The Requiem is a demanding sing. It is a work of differing colours and emotions, but it has a unity which binds the seven movements together in a way unique to Brahms. It also brings together soloists and choir in a musical framework which provides an opportunity for changing textures.

Conductor Nigel Perrin got it just right. With an innate understanding of the music which allowed the choir flexibility while remaining responsive to the ebb and flow and the changing moods of the text.

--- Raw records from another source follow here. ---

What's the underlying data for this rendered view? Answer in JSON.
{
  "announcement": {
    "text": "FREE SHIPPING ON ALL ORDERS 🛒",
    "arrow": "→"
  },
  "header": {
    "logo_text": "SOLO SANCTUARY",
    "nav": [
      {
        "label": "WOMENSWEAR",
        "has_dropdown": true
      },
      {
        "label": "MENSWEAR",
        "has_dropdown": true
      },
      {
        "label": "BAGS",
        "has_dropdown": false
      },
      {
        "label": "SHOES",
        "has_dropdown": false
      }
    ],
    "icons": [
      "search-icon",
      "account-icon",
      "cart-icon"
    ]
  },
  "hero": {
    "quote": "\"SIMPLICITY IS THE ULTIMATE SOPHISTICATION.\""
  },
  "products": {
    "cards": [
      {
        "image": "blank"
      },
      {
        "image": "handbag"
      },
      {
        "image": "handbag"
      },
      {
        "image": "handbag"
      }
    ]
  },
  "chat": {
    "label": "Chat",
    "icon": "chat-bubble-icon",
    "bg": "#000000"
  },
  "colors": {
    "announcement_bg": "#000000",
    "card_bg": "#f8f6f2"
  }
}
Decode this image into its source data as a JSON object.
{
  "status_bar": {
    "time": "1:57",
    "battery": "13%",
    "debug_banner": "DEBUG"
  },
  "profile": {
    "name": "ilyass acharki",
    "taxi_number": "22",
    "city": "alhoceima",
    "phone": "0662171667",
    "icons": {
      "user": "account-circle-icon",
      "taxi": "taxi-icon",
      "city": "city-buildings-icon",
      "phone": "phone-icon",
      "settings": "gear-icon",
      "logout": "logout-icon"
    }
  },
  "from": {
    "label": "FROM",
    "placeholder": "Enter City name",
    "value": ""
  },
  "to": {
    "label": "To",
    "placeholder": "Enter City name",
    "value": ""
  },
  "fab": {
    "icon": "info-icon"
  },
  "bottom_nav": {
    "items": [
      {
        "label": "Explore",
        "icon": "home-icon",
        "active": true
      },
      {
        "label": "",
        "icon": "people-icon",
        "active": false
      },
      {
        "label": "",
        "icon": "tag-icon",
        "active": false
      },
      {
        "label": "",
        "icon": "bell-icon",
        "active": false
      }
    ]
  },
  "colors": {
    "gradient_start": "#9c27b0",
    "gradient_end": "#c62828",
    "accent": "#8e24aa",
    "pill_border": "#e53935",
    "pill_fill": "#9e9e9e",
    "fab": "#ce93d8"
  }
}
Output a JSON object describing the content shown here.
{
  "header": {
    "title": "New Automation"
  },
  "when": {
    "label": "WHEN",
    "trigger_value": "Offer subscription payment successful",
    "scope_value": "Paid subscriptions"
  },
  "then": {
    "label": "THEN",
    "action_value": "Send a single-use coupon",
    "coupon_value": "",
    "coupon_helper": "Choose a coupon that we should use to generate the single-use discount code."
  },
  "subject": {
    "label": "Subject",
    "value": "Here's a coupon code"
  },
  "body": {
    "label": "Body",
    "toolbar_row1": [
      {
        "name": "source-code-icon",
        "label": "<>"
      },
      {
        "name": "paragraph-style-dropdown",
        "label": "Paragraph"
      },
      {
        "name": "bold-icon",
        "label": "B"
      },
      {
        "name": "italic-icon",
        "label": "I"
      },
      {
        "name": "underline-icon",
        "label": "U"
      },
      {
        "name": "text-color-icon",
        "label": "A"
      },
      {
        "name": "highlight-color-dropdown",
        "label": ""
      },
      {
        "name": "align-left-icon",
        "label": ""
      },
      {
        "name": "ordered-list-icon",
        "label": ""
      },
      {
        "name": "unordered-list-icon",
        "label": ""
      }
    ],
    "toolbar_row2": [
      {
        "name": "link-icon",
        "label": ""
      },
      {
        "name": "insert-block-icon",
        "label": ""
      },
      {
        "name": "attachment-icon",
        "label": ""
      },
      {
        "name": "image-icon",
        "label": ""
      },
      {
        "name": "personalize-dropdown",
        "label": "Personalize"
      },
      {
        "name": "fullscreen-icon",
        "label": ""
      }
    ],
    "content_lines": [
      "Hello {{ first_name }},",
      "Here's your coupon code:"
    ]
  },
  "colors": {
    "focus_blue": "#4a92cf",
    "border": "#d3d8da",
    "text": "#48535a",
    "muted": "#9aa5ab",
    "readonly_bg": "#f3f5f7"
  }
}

After a beautifully balanced introduction, they moved confidently into All Flesh is Grass, the dynamic contrast powerful and subdued. I particularly enjoyed How lovely are Thy Tabernacles, the best known of the choruses and the final Blessed are the Dead, which ends the Requiem with a confident C major fugue.

It was an immensely satisfying performance, the tempi finely judged and the tonal balance and dynamic carefully distinguished.

Simon Trist’s warm baritone provided exactly the right foil for the Choir and Leah Jackson, after a slightly tentative start, blossomed into a lyrical flowing soprano sound with a lovely quality in the high register. It was a splendidly integrated and fulfilling reading of this great piece, with Marcus Sealy and Nick Thorne providing an immaculate piano duet accompaniment.

Captain Noah was a joy. Horovitz’s music and Flanders’ words are brilliantly combined and the Junior Choir, conducted by Adrienne Hale, took it to their hearts – and ours – discreetly and very capably supported by their seniors, clad in wellies and carrying umbrellas.

We had solos from Joseph Colman-Deveney, Megan Buxton, Sophie McDermott, Gemma Roper, Elvin Luff and Alice Perkins. Simon Trist was God. And did it ever rain. But then God promised that there would be no more rain, just all the colours of the rainbow. So everyone could leave the Ark and go out into the evening sunshine for their picnics after a great evening’s music making.

Peter Lloyd Williams
Bath Chronicle 24 June 2010